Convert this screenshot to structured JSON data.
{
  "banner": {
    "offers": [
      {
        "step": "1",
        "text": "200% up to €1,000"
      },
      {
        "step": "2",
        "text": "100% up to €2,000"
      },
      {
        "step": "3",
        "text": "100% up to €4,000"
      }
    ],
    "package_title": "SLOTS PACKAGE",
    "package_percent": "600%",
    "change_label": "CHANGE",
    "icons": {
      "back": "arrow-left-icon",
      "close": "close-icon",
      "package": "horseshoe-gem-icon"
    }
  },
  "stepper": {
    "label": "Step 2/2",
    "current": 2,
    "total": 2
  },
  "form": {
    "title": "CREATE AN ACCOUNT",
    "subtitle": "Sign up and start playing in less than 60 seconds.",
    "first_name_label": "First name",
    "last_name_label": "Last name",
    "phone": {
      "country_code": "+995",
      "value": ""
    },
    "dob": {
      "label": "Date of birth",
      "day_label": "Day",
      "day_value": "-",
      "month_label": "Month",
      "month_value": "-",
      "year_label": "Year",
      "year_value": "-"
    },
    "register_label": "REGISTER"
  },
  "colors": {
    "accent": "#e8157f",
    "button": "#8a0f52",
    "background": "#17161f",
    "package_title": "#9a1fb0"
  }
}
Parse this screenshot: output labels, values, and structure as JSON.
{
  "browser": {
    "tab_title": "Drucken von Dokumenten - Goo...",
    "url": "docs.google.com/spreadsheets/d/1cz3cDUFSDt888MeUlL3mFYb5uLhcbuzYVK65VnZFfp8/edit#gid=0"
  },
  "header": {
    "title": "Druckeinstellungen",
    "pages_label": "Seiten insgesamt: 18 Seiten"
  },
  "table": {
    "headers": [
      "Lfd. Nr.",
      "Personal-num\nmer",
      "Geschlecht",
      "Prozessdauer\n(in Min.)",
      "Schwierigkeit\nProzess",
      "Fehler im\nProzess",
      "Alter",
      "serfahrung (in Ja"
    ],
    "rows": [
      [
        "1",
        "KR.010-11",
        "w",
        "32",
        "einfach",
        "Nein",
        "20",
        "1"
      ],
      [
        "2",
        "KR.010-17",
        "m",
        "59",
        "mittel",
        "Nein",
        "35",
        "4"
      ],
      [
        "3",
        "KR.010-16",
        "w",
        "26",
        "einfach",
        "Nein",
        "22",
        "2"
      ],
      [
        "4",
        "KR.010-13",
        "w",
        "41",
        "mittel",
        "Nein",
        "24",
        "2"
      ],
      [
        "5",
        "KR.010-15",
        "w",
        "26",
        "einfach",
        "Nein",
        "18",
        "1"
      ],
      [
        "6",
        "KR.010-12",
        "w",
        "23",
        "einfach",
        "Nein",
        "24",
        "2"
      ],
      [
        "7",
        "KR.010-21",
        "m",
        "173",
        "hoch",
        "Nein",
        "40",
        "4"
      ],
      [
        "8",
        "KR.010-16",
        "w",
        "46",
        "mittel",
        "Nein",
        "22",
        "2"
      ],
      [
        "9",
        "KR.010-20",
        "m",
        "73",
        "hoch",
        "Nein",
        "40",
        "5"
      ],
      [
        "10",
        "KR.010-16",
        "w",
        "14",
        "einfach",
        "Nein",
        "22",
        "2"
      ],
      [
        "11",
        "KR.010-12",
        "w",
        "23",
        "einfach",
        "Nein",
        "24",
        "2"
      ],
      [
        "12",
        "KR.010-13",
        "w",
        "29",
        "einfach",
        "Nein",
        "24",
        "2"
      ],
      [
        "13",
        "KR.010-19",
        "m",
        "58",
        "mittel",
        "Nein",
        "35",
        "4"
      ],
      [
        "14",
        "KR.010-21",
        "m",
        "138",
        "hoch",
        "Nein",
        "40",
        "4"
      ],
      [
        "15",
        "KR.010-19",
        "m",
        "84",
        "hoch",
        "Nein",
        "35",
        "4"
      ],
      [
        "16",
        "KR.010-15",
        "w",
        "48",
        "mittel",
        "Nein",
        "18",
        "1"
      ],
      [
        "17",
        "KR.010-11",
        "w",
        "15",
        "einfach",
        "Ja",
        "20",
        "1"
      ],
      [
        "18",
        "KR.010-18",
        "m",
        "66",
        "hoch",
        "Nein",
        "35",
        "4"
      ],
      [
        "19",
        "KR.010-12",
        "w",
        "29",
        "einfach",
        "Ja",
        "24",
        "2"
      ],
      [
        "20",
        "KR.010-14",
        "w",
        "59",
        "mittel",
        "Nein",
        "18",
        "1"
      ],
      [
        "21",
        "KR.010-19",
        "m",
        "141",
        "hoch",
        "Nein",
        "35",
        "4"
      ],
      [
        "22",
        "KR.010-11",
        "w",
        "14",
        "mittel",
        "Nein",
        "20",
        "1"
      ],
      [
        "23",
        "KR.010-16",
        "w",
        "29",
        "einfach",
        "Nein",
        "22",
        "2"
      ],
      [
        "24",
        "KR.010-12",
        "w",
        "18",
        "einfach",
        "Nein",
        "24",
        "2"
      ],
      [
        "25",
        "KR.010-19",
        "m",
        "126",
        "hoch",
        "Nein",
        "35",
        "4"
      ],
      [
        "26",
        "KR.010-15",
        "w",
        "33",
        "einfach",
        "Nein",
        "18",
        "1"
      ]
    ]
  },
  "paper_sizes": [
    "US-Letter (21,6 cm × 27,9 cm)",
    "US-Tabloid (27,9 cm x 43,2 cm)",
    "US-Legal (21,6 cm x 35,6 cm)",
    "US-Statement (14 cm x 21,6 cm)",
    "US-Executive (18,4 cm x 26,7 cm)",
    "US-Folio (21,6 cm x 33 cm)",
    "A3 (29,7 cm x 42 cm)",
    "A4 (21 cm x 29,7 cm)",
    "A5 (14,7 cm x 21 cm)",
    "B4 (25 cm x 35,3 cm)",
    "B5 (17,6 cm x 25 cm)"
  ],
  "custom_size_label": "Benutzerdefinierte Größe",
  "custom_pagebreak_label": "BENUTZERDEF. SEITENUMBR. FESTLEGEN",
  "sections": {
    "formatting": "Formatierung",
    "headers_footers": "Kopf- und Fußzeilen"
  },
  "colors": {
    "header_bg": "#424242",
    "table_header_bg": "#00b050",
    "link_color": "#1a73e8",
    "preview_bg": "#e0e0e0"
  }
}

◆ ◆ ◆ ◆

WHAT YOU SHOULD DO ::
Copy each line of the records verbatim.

EXERCISE OUTPUT ::
Convert this screenshot to structured JSON data.
{
  "banner": {
    "offers": [
      {
        "step": "1",
        "text": "200% up to €1,000"
      },
      {
        "step": "2",
        "text": "100% up to €2,000"
      },
      {
        "step": "3",
        "text": "100% up to €4,000"
      }
    ],
    "package_title": "SLOTS PACKAGE",
    "package_percent": "600%",
    "change_label": "CHANGE",
    "icons": {
      "back": "arrow-left-icon",
      "close": "close-icon",
      "package": "horseshoe-gem-icon"
    }
  },
  "stepper": {
    "label": "Step 2/2",
    "current": 2,
    "total": 2
  },
  "form": {
    "title": "CREATE AN ACCOUNT",
    "subtitle": "Sign up and start playing in less than 60 seconds.",
    "first_name_label": "First name",
    "last_name_label": "Last name",
    "phone": {
      "country_code": "+995",
      "value": ""
    },
    "dob": {
      "label": "Date of birth",
      "day_label": "Day",
      "day_value": "-",
      "month_label": "Month",
      "month_value": "-",
      "year_label": "Year",
      "year_value": "-"
    },
    "register_label": "REGISTER"
  },
  "colors": {
    "accent": "#e8157f",
    "button": "#8a0f52",
    "background": "#17161f",
    "package_title": "#9a1fb0"
  }
}
Parse this screenshot: output labels, values, and structure as JSON.
{
  "browser": {
    "tab_title": "Drucken von Dokumenten - Goo...",
    "url": "docs.google.com/spreadsheets/d/1cz3cDUFSDt888MeUlL3mFYb5uLhcbuzYVK65VnZFfp8/edit#gid=0"
  },
  "header": {
    "title": "Druckeinstellungen",
    "pages_label": "Seiten insgesamt: 18 Seiten"
  },
  "table": {
    "headers": [
      "Lfd. Nr.",
      "Personal-num\nmer",
      "Geschlecht",
      "Prozessdauer\n(in Min.)",
      "Schwierigkeit\nProzess",
      "Fehler im\nProzess",
      "Alter",
      "serfahrung (in Ja"
    ],
    "rows": [
      [
        "1",
        "KR.010-11",
        "w",
        "32",
        "einfach",
        "Nein",
        "20",
        "1"
      ],
      [
        "2",
        "KR.010-17",
        "m",
        "59",
        "mittel",
        "Nein",
        "35",
        "4"
      ],
      [
        "3",
        "KR.010-16",
        "w",
        "26",
        "einfach",
        "Nein",
        "22",
        "2"
      ],
      [
        "4",
        "KR.010-13",
        "w",
        "41",
        "mittel",
        "Nein",
        "24",
        "2"
      ],
      [
        "5",
        "KR.010-15",
        "w",
        "26",
        "einfach",
        "Nein",
        "18",
        "1"
      ],
      [
        "6",
        "KR.010-12",
        "w",
        "23",
        "einfach",
        "Nein",
        "24",
        "2"
      ],
      [
        "7",
        "KR.010-21",
        "m",
        "173",
        "hoch",
        "Nein",
        "40",
        "4"
      ],
      [
        "8",
        "KR.010-16",
        "w",
        "46",
        "mittel",
        "Nein",
        "22",
        "2"
      ],
      [
        "9",
        "KR.010-20",
        "m",
        "73",
        "hoch",
        "Nein",
        "40",
        "5"
      ],
      [
        "10",
        "KR.010-16",
        "w",
        "14",
        "einfach",
        "Nein",
        "22",
        "2"
      ],
      [
        "11",
        "KR.010-12",
        "w",
        "23",
        "einfach",
        "Nein",
        "24",
        "2"
      ],
      [
        "12",
        "KR.010-13",
        "w",
        "29",
        "einfach",
        "Nein",
        "24",
        "2"
      ],
      [
        "13",
        "KR.010-19",
        "m",
        "58",
        "mittel",
        "Nein",
        "35",
        "4"
      ],
      [
        "14",
        "KR.010-21",
        "m",
        "138",
        "hoch",
        "Nein",
        "40",
        "4"
      ],
      [
        "15",
        "KR.010-19",
        "m",
        "84",
        "hoch",
        "Nein",
        "35",
        "4"
      ],
      [
        "16",
        "KR.010-15",
        "w",
        "48",
        "mittel",
        "Nein",
        "18",
        "1"
      ],
      [
        "17",
        "KR.010-11",
        "w",
        "15",
        "einfach",
        "Ja",
        "20",
        "1"
      ],
      [
        "18",
        "KR.010-18",
        "m",
        "66",
        "hoch",
        "Nein",
        "35",
        "4"
      ],
      [
        "19",
        "KR.010-12",
        "w",
        "29",
        "einfach",
        "Ja",
        "24",
        "2"
      ],
      [
        "20",
        "KR.010-14",
        "w",
        "59",
        "mittel",
        "Nein",
        "18",
        "1"
      ],
      [
        "21",
        "KR.010-19",
        "m",
        "141",
        "hoch",
        "Nein",
        "35",
        "4"
      ],
      [
        "22",
        "KR.010-11",
        "w",
        "14",
        "mittel",
        "Nein",
        "20",
        "1"
      ],
      [
        "23",
        "KR.010-16",
        "w",
        "29",
        "einfach",
        "Nein",
        "22",
        "2"
      ],
      [
        "24",
        "KR.010-12",
        "w",
        "18",
        "einfach",
        "Nein",
        "24",
        "2"
      ],
      [
        "25",
        "KR.010-19",
        "m",
        "126",
        "hoch",
        "Nein",
        "35",
        "4"
      ],
      [
        "26",
        "KR.010-15",
        "w",
        "33",
        "einfach",
        "Nein",
        "18",
        "1"
      ]
    ]
  },
  "paper_sizes": [
    "US-Letter (21,6 cm × 27,9 cm)",
    "US-Tabloid (27,9 cm x 43,2 cm)",
    "US-Legal (21,6 cm x 35,6 cm)",
    "US-Statement (14 cm x 21,6 cm)",
    "US-Executive (18,4 cm x 26,7 cm)",
    "US-Folio (21,6 cm x 33 cm)",
    "A3 (29,7 cm x 42 cm)",
    "A4 (21 cm x 29,7 cm)",
    "A5 (14,7 cm x 21 cm)",
    "B4 (25 cm x 35,3 cm)",
    "B5 (17,6 cm x 25 cm)"
  ],
  "custom_size_label": "Benutzerdefinierte Größe",
  "custom_pagebreak_label": "BENUTZERDEF. SEITENUMBR. FESTLEGEN",
  "sections": {
    "formatting": "Formatierung",
    "headers_footers": "Kopf- und Fußzeilen"
  },
  "colors": {
    "header_bg": "#424242",
    "table_header_bg": "#00b050",
    "link_color": "#1a73e8",
    "preview_bg": "#e0e0e0"
  }
}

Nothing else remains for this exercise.